A classic and traditionally-structured premise for a good, old-fashioned detective story, but Chase tried here, as he did in his next novel, to place the story in the real world. The murder of Mrs. DeVoors is treated as the exception to the rule, because murders are mostly cases of "husband shoots wife, wife shoots husband" or "man gets hit a little too hard in a bar fight" – there's "very seldom any "mystery" about it." A nice example of this is when Carmichael shows his grandson, "Pinkie," who's an aspiring policeman, a report sheet with ninety-nine percent of daily police work (e.g. disturbance calls and runaway juveniles).
Regardless, the solution is still in the grand, fair play tradition of the Golden Age detective story. Admirably, Chase tried to fuse the best of the genre's past and present together, which makes it so frustrating he only got to write three novels, because in my opinion he succeeded. Chase was evidently an avid mystery reader and knew what makes a good plot tick. More importantly, how to put one together himself.
When the details begin to emerge about the provisions in Mrs. DeVoors' scewball will and the circumstances of a second, apparently botched, murder, the perceptive reader should be able to separate the red herrings from the clues – work out what happened, who's responsible and why. Carmichael credits "a dead deer and a baseball player" as the vital clues that solved the case, but the baseball-clue was badly telegraphed. I immediately spotted it and knew how it was going to be used!

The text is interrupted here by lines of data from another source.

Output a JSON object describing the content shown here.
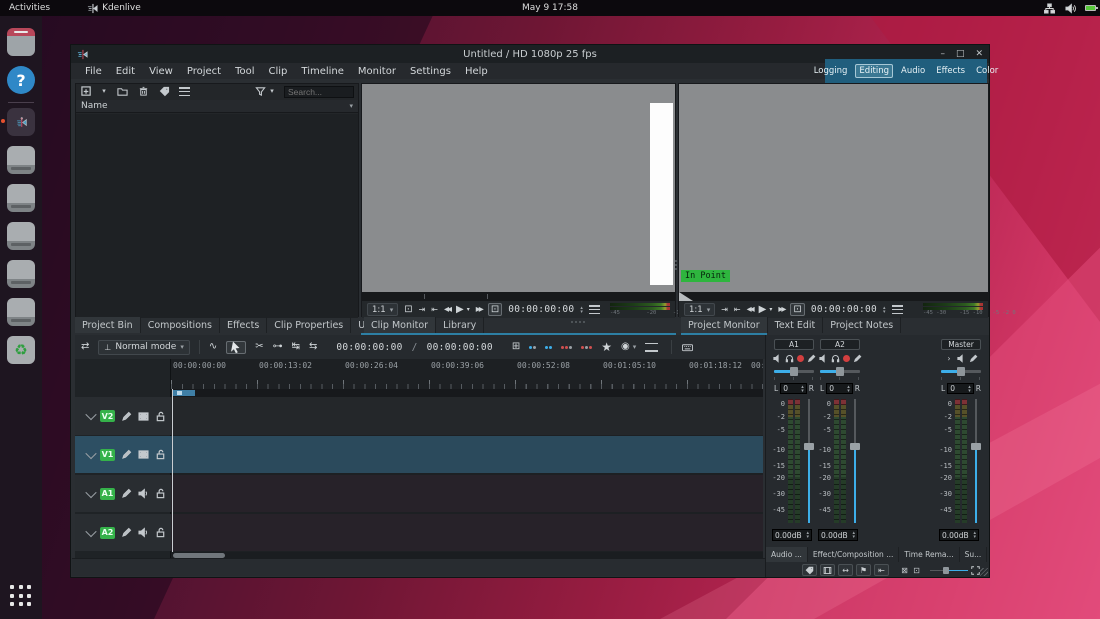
{
  "desktop": {
    "topbar": {
      "activities": "Activities",
      "app_name": "Kdenlive",
      "clock": "May 9  17:58"
    },
    "dock": {
      "items": [
        "files",
        "help",
        "kdenlive",
        "window-1",
        "window-2",
        "window-3",
        "window-4",
        "window-5",
        "trash"
      ],
      "help_glyph": "?",
      "trash_glyph": "♻"
    }
  },
  "window": {
    "title": "Untitled / HD 1080p 25 fps",
    "controls": {
      "minimize": "–",
      "maximize": "□",
      "close": "✕"
    },
    "menus": [
      "File",
      "Edit",
      "View",
      "Project",
      "Tool",
      "Clip",
      "Timeline",
      "Monitor",
      "Settings",
      "Help"
    ],
    "workspaces": [
      "Logging",
      "Editing",
      "Audio",
      "Effects",
      "Color"
    ]
  },
  "bin": {
    "search_placeholder": "Search...",
    "name_column": "Name",
    "tabs": [
      "Project Bin",
      "Compositions",
      "Effects",
      "Clip Properties",
      "Undo History"
    ]
  },
  "clip_monitor": {
    "zoom": "1:1",
    "timecode": "00:00:00:00",
    "meter_labels": "-45        -20     -10   -5",
    "tabs": [
      "Clip Monitor",
      "Library"
    ]
  },
  "project_monitor": {
    "zoom": "1:1",
    "timecode": "00:00:00:00",
    "in_point": "In Point",
    "meter_labels": "-45 -30    -15 -10   -5 -2 0",
    "tabs": [
      "Project Monitor",
      "Text Edit",
      "Project Notes"
    ]
  },
  "timeline": {
    "mode": "Normal mode",
    "position": "00:00:00:00",
    "separator": "/",
    "duration": "00:00:00:00",
    "ruler": [
      "00:00:00:00",
      "00:00:13:02",
      "00:00:26:04",
      "00:00:39:06",
      "00:00:52:08",
      "00:01:05:10",
      "00:01:18:12",
      "00:0"
    ],
    "tracks": [
      {
        "id": "V2"
      },
      {
        "id": "V1"
      },
      {
        "id": "A1"
      },
      {
        "id": "A2"
      }
    ]
  },
  "mixer": {
    "channels": [
      "A1",
      "A2",
      "Master"
    ],
    "scale": [
      "0",
      "-2",
      "-5",
      "-10",
      "-15",
      "-20",
      "-30",
      "-45"
    ],
    "pan_left": "L",
    "pan_value": "0",
    "pan_right": "R",
    "gain": "0.00dB",
    "tabs": [
      "Audio ...",
      "Effect/Composition ...",
      "Time Rema...",
      "Su..."
    ]
  }
}
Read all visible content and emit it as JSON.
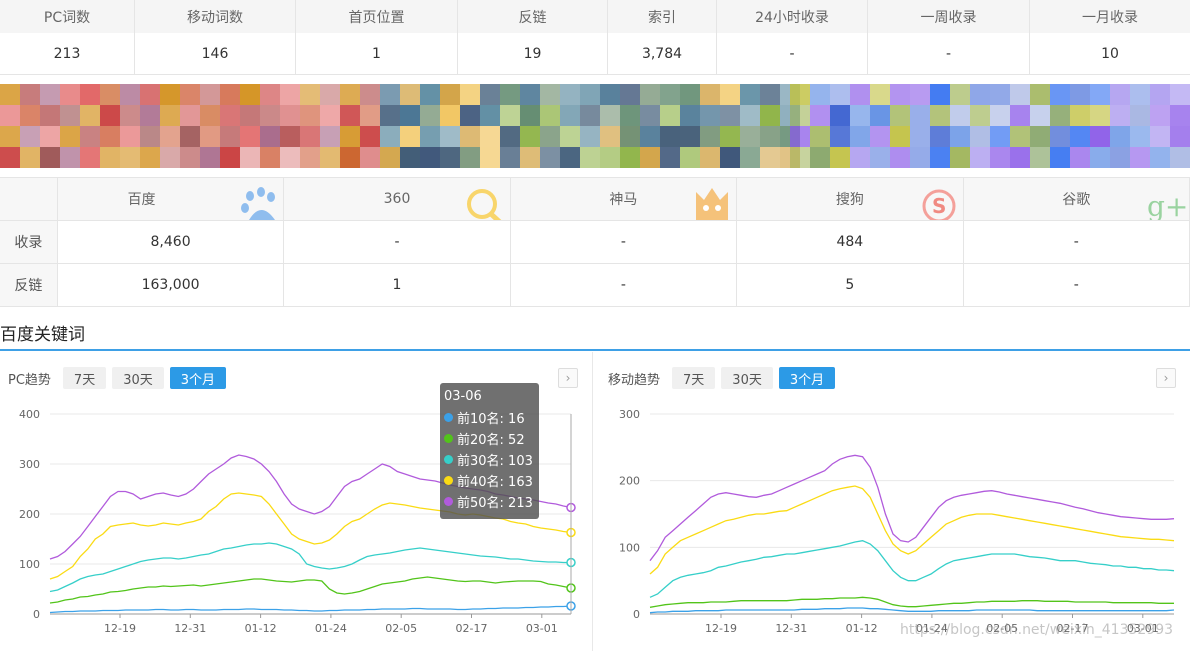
{
  "stats": {
    "headers": [
      "PC词数",
      "移动词数",
      "首页位置",
      "反链",
      "索引",
      "24小时收录",
      "一周收录",
      "一月收录"
    ],
    "values": [
      "213",
      "146",
      "1",
      "19",
      "3,784",
      "-",
      "-",
      "10"
    ]
  },
  "engines": {
    "headers": [
      "百度",
      "360",
      "神马",
      "搜狗",
      "谷歌"
    ],
    "logo_icons": [
      "baidu-paw-icon",
      "360-search-icon",
      "shenma-icon",
      "sogou-icon",
      "google-plus-icon"
    ],
    "rows": [
      {
        "label": "收录",
        "values": [
          "8,460",
          "-",
          "-",
          "484",
          "-"
        ]
      },
      {
        "label": "反链",
        "values": [
          "163,000",
          "1",
          "-",
          "5",
          "-"
        ]
      }
    ]
  },
  "section_title": "百度关键词",
  "pc_panel": {
    "label": "PC趋势",
    "tabs": [
      "7天",
      "30天",
      "3个月"
    ],
    "active_tab": 2
  },
  "mobile_panel": {
    "label": "移动趋势",
    "tabs": [
      "7天",
      "30天",
      "3个月"
    ],
    "active_tab": 2
  },
  "tooltip": {
    "title": "03-06",
    "rows": [
      {
        "label": "前10名: 16",
        "color": "#3ba1e8"
      },
      {
        "label": "前20名: 52",
        "color": "#52c41a"
      },
      {
        "label": "前30名: 103",
        "color": "#36cfc9"
      },
      {
        "label": "前40名: 163",
        "color": "#fadb14"
      },
      {
        "label": "前50名: 213",
        "color": "#b15bdc"
      }
    ]
  },
  "watermark": "https://blog.csdn.net/weixin_41352993",
  "chart_data": [
    {
      "type": "line",
      "name": "PC趋势",
      "ylim": [
        0,
        400
      ],
      "yticks": [
        0,
        100,
        200,
        300,
        400
      ],
      "xtick_labels": [
        "12-19",
        "12-31",
        "01-12",
        "01-24",
        "02-05",
        "02-17",
        "03-01"
      ],
      "series": [
        {
          "name": "前10名",
          "color": "#3ba1e8",
          "values": [
            3,
            4,
            5,
            5,
            6,
            6,
            6,
            7,
            7,
            7,
            8,
            8,
            8,
            8,
            9,
            9,
            8,
            8,
            9,
            9,
            8,
            8,
            8,
            9,
            9,
            9,
            10,
            10,
            9,
            9,
            9,
            8,
            8,
            7,
            7,
            6,
            6,
            7,
            7,
            8,
            8,
            8,
            9,
            9,
            10,
            10,
            10,
            10,
            11,
            11,
            10,
            10,
            10,
            10,
            9,
            9,
            10,
            10,
            11,
            11,
            12,
            12,
            12,
            13,
            13,
            14,
            14,
            15,
            15,
            16
          ]
        },
        {
          "name": "前20名",
          "color": "#52c41a",
          "values": [
            22,
            24,
            28,
            30,
            34,
            35,
            38,
            40,
            44,
            45,
            47,
            50,
            52,
            54,
            54,
            56,
            55,
            56,
            57,
            58,
            56,
            58,
            60,
            62,
            64,
            66,
            68,
            70,
            70,
            68,
            66,
            65,
            64,
            66,
            68,
            68,
            66,
            50,
            42,
            40,
            42,
            45,
            50,
            55,
            60,
            62,
            64,
            66,
            70,
            72,
            74,
            72,
            70,
            68,
            66,
            65,
            66,
            66,
            64,
            62,
            64,
            65,
            66,
            66,
            66,
            65,
            60,
            58,
            55,
            52
          ]
        },
        {
          "name": "前30名",
          "color": "#36cfc9",
          "values": [
            45,
            48,
            55,
            62,
            70,
            75,
            78,
            80,
            85,
            90,
            95,
            100,
            105,
            108,
            110,
            112,
            112,
            110,
            112,
            115,
            118,
            120,
            125,
            130,
            132,
            135,
            138,
            140,
            140,
            142,
            140,
            135,
            130,
            120,
            100,
            95,
            92,
            90,
            92,
            95,
            100,
            108,
            115,
            118,
            120,
            122,
            125,
            128,
            130,
            132,
            130,
            128,
            126,
            124,
            122,
            120,
            118,
            116,
            115,
            114,
            112,
            110,
            110,
            108,
            106,
            105,
            104,
            104,
            103,
            103
          ]
        },
        {
          "name": "前40名",
          "color": "#fadb14",
          "values": [
            70,
            75,
            85,
            95,
            115,
            130,
            150,
            160,
            175,
            178,
            180,
            182,
            178,
            176,
            178,
            182,
            180,
            178,
            182,
            185,
            190,
            205,
            215,
            230,
            240,
            242,
            240,
            238,
            235,
            220,
            200,
            180,
            160,
            150,
            145,
            140,
            142,
            148,
            160,
            175,
            185,
            190,
            200,
            210,
            218,
            222,
            220,
            218,
            215,
            212,
            210,
            208,
            206,
            204,
            200,
            198,
            200,
            198,
            195,
            192,
            190,
            185,
            182,
            180,
            175,
            172,
            170,
            168,
            165,
            163
          ]
        },
        {
          "name": "前50名",
          "color": "#b15bdc",
          "values": [
            110,
            115,
            125,
            140,
            155,
            175,
            195,
            215,
            235,
            245,
            245,
            240,
            230,
            235,
            240,
            242,
            238,
            235,
            240,
            250,
            265,
            280,
            290,
            300,
            312,
            318,
            315,
            310,
            300,
            285,
            265,
            240,
            220,
            210,
            205,
            200,
            205,
            215,
            235,
            255,
            265,
            270,
            280,
            290,
            300,
            295,
            285,
            280,
            275,
            270,
            268,
            266,
            262,
            258,
            255,
            252,
            250,
            248,
            245,
            240,
            238,
            235,
            232,
            230,
            228,
            225,
            222,
            220,
            216,
            213
          ]
        }
      ]
    },
    {
      "type": "line",
      "name": "移动趋势",
      "ylim": [
        0,
        300
      ],
      "yticks": [
        0,
        100,
        200,
        300
      ],
      "xtick_labels": [
        "12-19",
        "12-31",
        "01-12",
        "01-24",
        "02-05",
        "02-17",
        "03-01"
      ],
      "series": [
        {
          "name": "前10名",
          "color": "#3ba1e8",
          "values": [
            2,
            3,
            3,
            4,
            4,
            4,
            5,
            5,
            5,
            5,
            6,
            6,
            6,
            6,
            6,
            6,
            6,
            6,
            6,
            6,
            7,
            7,
            7,
            8,
            8,
            8,
            9,
            9,
            9,
            8,
            8,
            7,
            6,
            5,
            4,
            4,
            4,
            4,
            5,
            5,
            5,
            5,
            5,
            6,
            6,
            6,
            6,
            6,
            6,
            6,
            6,
            5,
            5,
            5,
            5,
            5,
            5,
            5,
            5,
            5,
            5,
            5,
            5,
            5,
            5,
            5,
            5,
            5,
            5,
            6
          ]
        },
        {
          "name": "前20名",
          "color": "#52c41a",
          "values": [
            10,
            12,
            14,
            15,
            16,
            17,
            17,
            17,
            18,
            18,
            18,
            19,
            20,
            20,
            20,
            20,
            20,
            20,
            20,
            21,
            22,
            22,
            22,
            23,
            23,
            24,
            24,
            24,
            25,
            24,
            22,
            18,
            14,
            12,
            11,
            11,
            12,
            13,
            14,
            15,
            16,
            16,
            17,
            18,
            18,
            19,
            19,
            19,
            19,
            20,
            20,
            20,
            19,
            19,
            19,
            19,
            18,
            18,
            18,
            18,
            18,
            17,
            17,
            17,
            17,
            17,
            17,
            16,
            16,
            16
          ]
        },
        {
          "name": "前30名",
          "color": "#36cfc9",
          "values": [
            25,
            30,
            40,
            50,
            55,
            58,
            60,
            62,
            65,
            70,
            72,
            75,
            78,
            80,
            82,
            85,
            86,
            88,
            90,
            90,
            92,
            94,
            96,
            98,
            100,
            102,
            105,
            108,
            110,
            105,
            95,
            80,
            65,
            55,
            50,
            50,
            55,
            60,
            68,
            75,
            80,
            82,
            84,
            86,
            88,
            90,
            90,
            90,
            90,
            88,
            86,
            85,
            84,
            82,
            80,
            80,
            80,
            78,
            76,
            75,
            74,
            72,
            72,
            70,
            70,
            68,
            68,
            66,
            66,
            65
          ]
        },
        {
          "name": "前40名",
          "color": "#fadb14",
          "values": [
            60,
            70,
            90,
            100,
            110,
            115,
            120,
            125,
            130,
            135,
            140,
            142,
            145,
            148,
            150,
            150,
            152,
            154,
            155,
            160,
            165,
            170,
            175,
            180,
            185,
            188,
            190,
            192,
            188,
            175,
            150,
            125,
            105,
            95,
            90,
            95,
            105,
            115,
            125,
            135,
            140,
            145,
            148,
            150,
            150,
            150,
            148,
            146,
            144,
            142,
            140,
            138,
            136,
            134,
            132,
            130,
            128,
            126,
            124,
            122,
            120,
            118,
            116,
            115,
            114,
            113,
            112,
            112,
            111,
            110
          ]
        },
        {
          "name": "前50名",
          "color": "#b15bdc",
          "values": [
            80,
            95,
            115,
            125,
            135,
            145,
            155,
            165,
            175,
            180,
            182,
            180,
            178,
            176,
            175,
            178,
            180,
            185,
            190,
            195,
            200,
            205,
            210,
            215,
            225,
            232,
            236,
            238,
            236,
            220,
            190,
            150,
            120,
            110,
            108,
            115,
            130,
            145,
            160,
            170,
            175,
            178,
            180,
            182,
            184,
            185,
            183,
            180,
            178,
            176,
            174,
            172,
            170,
            168,
            166,
            163,
            160,
            158,
            155,
            152,
            150,
            148,
            146,
            145,
            144,
            143,
            142,
            142,
            142,
            143
          ]
        }
      ]
    }
  ]
}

So, if you pay close attention to the clues, you can solve the case when you reach the final quarter of the story, but Where There's a Will still stands as a strong debut with an inspired, cleverly handled plot and story that tried to do something new with old tropes. Something the story succeeded in admirably, I think. I especially liked the last, final lines of the story beautifully tiptoeing between the classic detective story and modern crime novel. What I appreciated the most was the inspired plotting that reminded me of early Christopher Bush with something I can only describe as negative or reverse alibi. You know what I mean when you figure out or read the solution.
A long story short, I recommend Chase's Where There's a Will and Murder Most Ingenious unreservedly as rare examples of finely crafted detective novels from the sixties not written by an established Golden Age writer. And in a normal, rational and functionally world, Chase would have went on to become a leading light of a Second Golden Age we never got. Once again, I blame Julian Symons.